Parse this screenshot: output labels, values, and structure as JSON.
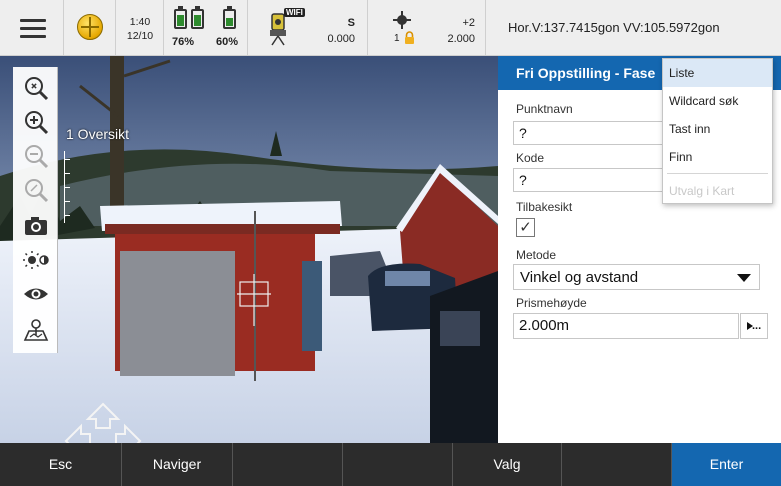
{
  "status_bar": {
    "menu_icon": "hamburger-menu-icon",
    "gnss_icon": "globe-icon",
    "time": "1:40",
    "date": "12/10",
    "battery_1_percent": "76%",
    "battery_2_percent": "60%",
    "battery_1_level": 0.76,
    "battery_2_level": 0.6,
    "wifi_badge": "WIFI",
    "instrument_mode": "S",
    "instrument_value": "0.000",
    "target_offset": "+2",
    "target_number": "1",
    "target_height": "2.000",
    "angles": "Hor.V:137.7415gon  VV:105.5972gon"
  },
  "camera_view": {
    "title": "1 Oversikt",
    "tools": [
      "zoom-fit-icon",
      "zoom-in-icon",
      "zoom-out-icon",
      "zoom-reset-icon",
      "camera-icon",
      "brightness-icon",
      "eye-icon",
      "survey-map-icon"
    ]
  },
  "panel": {
    "title": "Fri Oppstilling - Fase",
    "point_name_label": "Punktnavn",
    "point_name_value": "?",
    "code_label": "Kode",
    "code_value": "?",
    "backsight_label": "Tilbakesikt",
    "backsight_checked": "✓",
    "method_label": "Metode",
    "method_value": "Vinkel og avstand",
    "prism_height_label": "Prismehøyde",
    "prism_height_value": "2.000m"
  },
  "dropdown": {
    "items": [
      {
        "label": "Liste",
        "state": "highlighted"
      },
      {
        "label": "Wildcard søk",
        "state": "enabled"
      },
      {
        "label": "Tast inn",
        "state": "enabled"
      },
      {
        "label": "Finn",
        "state": "enabled"
      },
      {
        "label": "Utvalg i Kart",
        "state": "disabled"
      }
    ]
  },
  "softkeys": {
    "esc": "Esc",
    "navigate": "Naviger",
    "select": "Valg",
    "enter": "Enter"
  },
  "colors": {
    "accent": "#1467b0",
    "softkey_bar": "#2c2c2c",
    "status_bar": "#eeeeee",
    "highlight": "#dbe8f6"
  }
}
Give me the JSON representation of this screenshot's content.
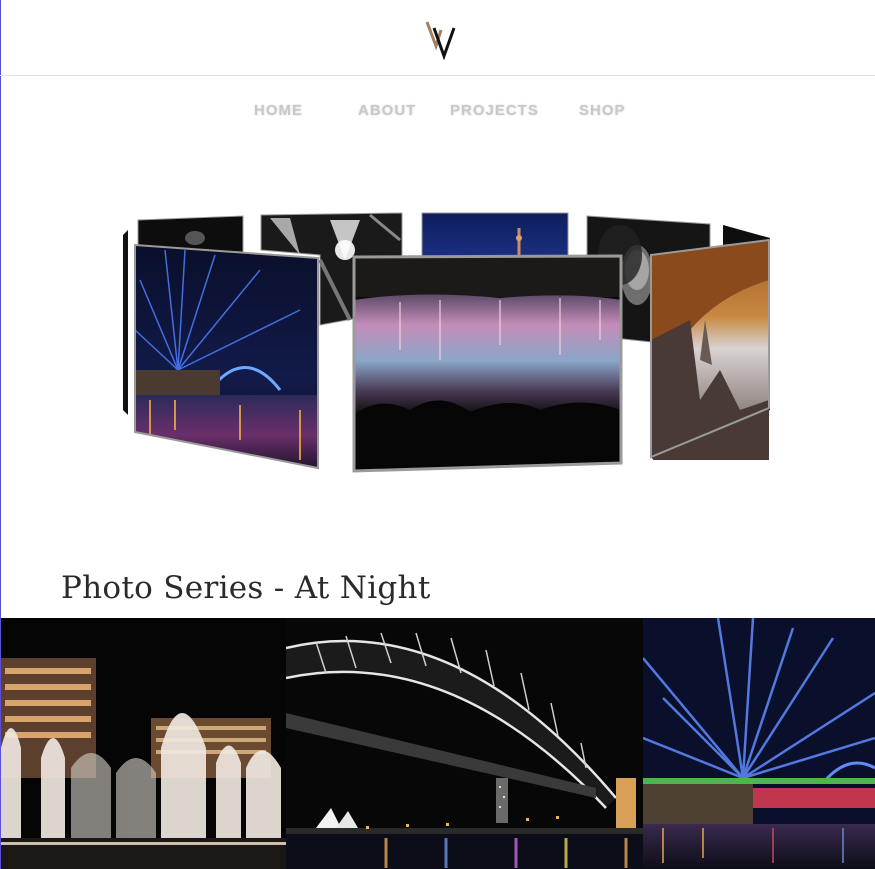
{
  "site": {
    "logo_icon": "vv-monogram-logo-icon",
    "accent_color": "#a87d62"
  },
  "nav": {
    "items": [
      {
        "label": "HOME"
      },
      {
        "label": "ABOUT"
      },
      {
        "label": "PROJECTS"
      },
      {
        "label": "SHOP"
      }
    ]
  },
  "carousel": {
    "front_image": "niagara-falls-night",
    "images": [
      "sydney-harbour-light-show",
      "black-white-architecture",
      "niagara-falls-night",
      "tower-night-sky",
      "black-white-portrait",
      "desert-rock-arch"
    ]
  },
  "series": {
    "title": "Photo Series - At Night"
  },
  "gallery": {
    "photos": [
      "las-vegas-fountains-night",
      "sydney-harbour-bridge-night",
      "sydney-light-beams-night"
    ]
  }
}
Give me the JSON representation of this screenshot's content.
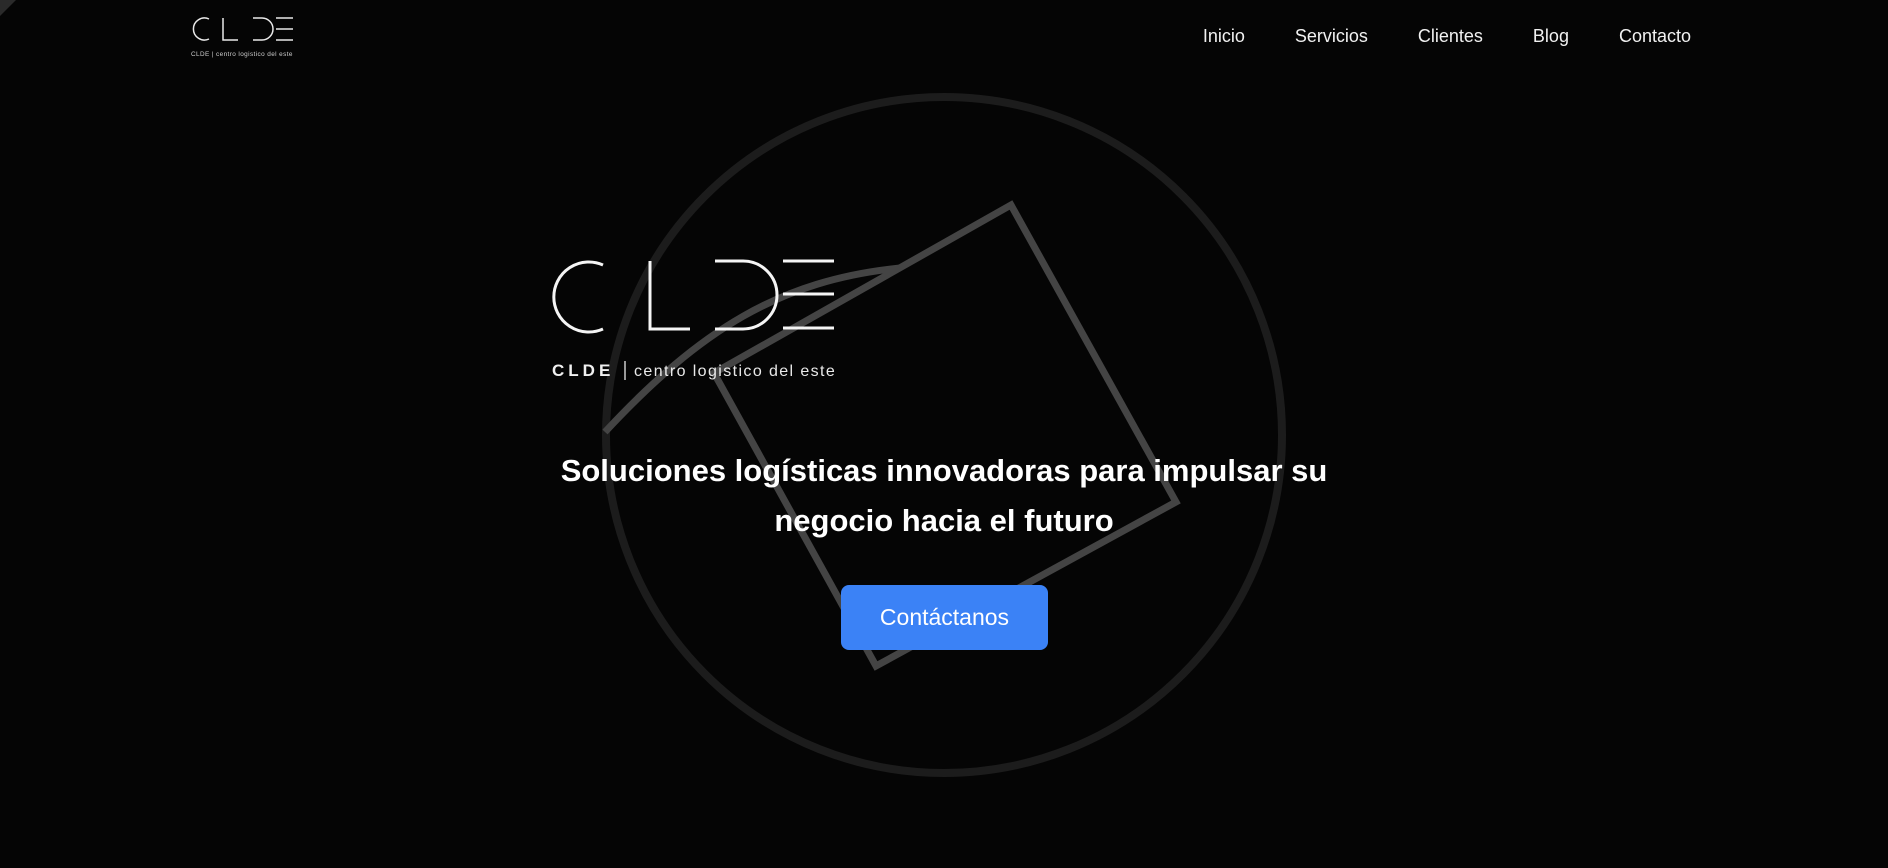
{
  "brand": {
    "mark": "CLDE",
    "tagline_small": "CLDE | centro logistico del este",
    "tagline_large_left": "CLDE",
    "tagline_large_right": "centro logistico del este"
  },
  "nav": {
    "items": [
      "Inicio",
      "Servicios",
      "Clientes",
      "Blog",
      "Contacto"
    ]
  },
  "hero": {
    "headline": "Soluciones logísticas innovadoras para impulsar su negocio hacia el futuro",
    "cta_label": "Contáctanos"
  },
  "colors": {
    "background": "#050505",
    "accent": "#3b82f6",
    "circle": "#1c1c1c",
    "diamond": "#444444",
    "text": "#ffffff"
  }
}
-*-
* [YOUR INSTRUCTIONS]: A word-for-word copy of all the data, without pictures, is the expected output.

* [EXERCISE RESPONSE]:
Parse this screenshot: output labels, values, and structure as JSON.
{
  "status_bar": {
    "menu_icon": "hamburger-menu-icon",
    "gnss_icon": "globe-icon",
    "time": "1:40",
    "date": "12/10",
    "battery_1_percent": "76%",
    "battery_2_percent": "60%",
    "battery_1_level": 0.76,
    "battery_2_level": 0.6,
    "wifi_badge": "WIFI",
    "instrument_mode": "S",
    "instrument_value": "0.000",
    "target_offset": "+2",
    "target_number": "1",
    "target_height": "2.000",
    "angles": "Hor.V:137.7415gon  VV:105.5972gon"
  },
  "camera_view": {
    "title": "1 Oversikt",
    "tools": [
      "zoom-fit-icon",
      "zoom-in-icon",
      "zoom-out-icon",
      "zoom-reset-icon",
      "camera-icon",
      "brightness-icon",
      "eye-icon",
      "survey-map-icon"
    ]
  },
  "panel": {
    "title": "Fri Oppstilling - Fase",
    "point_name_label": "Punktnavn",
    "point_name_value": "?",
    "code_label": "Kode",
    "code_value": "?",
    "backsight_label": "Tilbakesikt",
    "backsight_checked": "✓",
    "method_label": "Metode",
    "method_value": "Vinkel og avstand",
    "prism_height_label": "Prismehøyde",
    "prism_height_value": "2.000m"
  },
  "dropdown": {
    "items": [
      {
        "label": "Liste",
        "state": "highlighted"
      },
      {
        "label": "Wildcard søk",
        "state": "enabled"
      },
      {
        "label": "Tast inn",
        "state": "enabled"
      },
      {
        "label": "Finn",
        "state": "enabled"
      },
      {
        "label": "Utvalg i Kart",
        "state": "disabled"
      }
    ]
  },
  "softkeys": {
    "esc": "Esc",
    "navigate": "Naviger",
    "select": "Valg",
    "enter": "Enter"
  },
  "colors": {
    "accent": "#1467b0",
    "softkey_bar": "#2c2c2c",
    "status_bar": "#eeeeee",
    "highlight": "#dbe8f6"
  }
}
Give me the JSON representation of this screenshot's content.
{
  "site": {
    "logo_icon": "vv-monogram-logo-icon",
    "accent_color": "#a87d62"
  },
  "nav": {
    "items": [
      {
        "label": "HOME"
      },
      {
        "label": "ABOUT"
      },
      {
        "label": "PROJECTS"
      },
      {
        "label": "SHOP"
      }
    ]
  },
  "carousel": {
    "front_image": "niagara-falls-night",
    "images": [
      "sydney-harbour-light-show",
      "black-white-architecture",
      "niagara-falls-night",
      "tower-night-sky",
      "black-white-portrait",
      "desert-rock-arch"
    ]
  },
  "series": {
    "title": "Photo Series - At Night"
  },
  "gallery": {
    "photos": [
      "las-vegas-fountains-night",
      "sydney-harbour-bridge-night",
      "sydney-light-beams-night"
    ]
  }
}
Give me the JSON representation of this screenshot's content.
{
  "brand": {
    "mark": "CLDE",
    "tagline_small": "CLDE | centro logistico del este",
    "tagline_large_left": "CLDE",
    "tagline_large_right": "centro logistico del este"
  },
  "nav": {
    "items": [
      "Inicio",
      "Servicios",
      "Clientes",
      "Blog",
      "Contacto"
    ]
  },
  "hero": {
    "headline": "Soluciones logísticas innovadoras para impulsar su negocio hacia el futuro",
    "cta_label": "Contáctanos"
  },
  "colors": {
    "background": "#050505",
    "accent": "#3b82f6",
    "circle": "#1c1c1c",
    "diamond": "#444444",
    "text": "#ffffff"
  }
}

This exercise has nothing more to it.